View Article: PubMed Central - HTML - PubMed

Affiliation: Molecular Genetic Laboratory, Catholic Medical Research Institute, The Catholic University of Korea, Seoul, Korea.

ABSTRACT

Background: Cell transdifferentiation is characterized by loss of some phenotypes along with acquisition of new phenotypes in differentiated cells. The differentiated state of a given cell is not irreversible. It depends on the up- and downregulation exerted by specific molecules.

Results: We report here that HCCR-1, previously shown to play an oncogenic role in human cancers, induces epithelial-to-mesenchymal transition (EMT) and mesenchymal-to-epithelial transition (MET) in human and mouse, respectively. The stem cell factor receptor CD117/c-Kit was induced in this transdifferentiated (EMT) sarcoma tissues. This MET occurring in HCCR-1 transfected cells is reminiscent of the transdifferentiation process during nephrogenesis. Indeed, expression of HCCR-1 was observed during the embryonic development of the kidney. This suggests that HCCR-1 might be involved in the transdifferentiation process of cancer stem cell.

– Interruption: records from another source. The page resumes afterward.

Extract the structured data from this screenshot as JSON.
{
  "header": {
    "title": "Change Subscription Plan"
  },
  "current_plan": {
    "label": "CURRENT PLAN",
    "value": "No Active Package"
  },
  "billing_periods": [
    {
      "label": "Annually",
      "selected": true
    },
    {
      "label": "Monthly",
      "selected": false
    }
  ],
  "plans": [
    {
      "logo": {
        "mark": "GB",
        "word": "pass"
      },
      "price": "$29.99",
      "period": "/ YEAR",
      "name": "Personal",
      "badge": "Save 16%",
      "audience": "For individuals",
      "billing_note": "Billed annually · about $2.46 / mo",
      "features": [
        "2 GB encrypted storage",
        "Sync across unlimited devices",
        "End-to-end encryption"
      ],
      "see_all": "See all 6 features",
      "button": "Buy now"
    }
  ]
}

Conclusions: Therefore, we propose that HCCR-1 may be a regulatory factor that stimulates morphogenesis of epithelia or mesenchyme during neoplastic transformation.

Show MeSH
Related in: MedlinePlus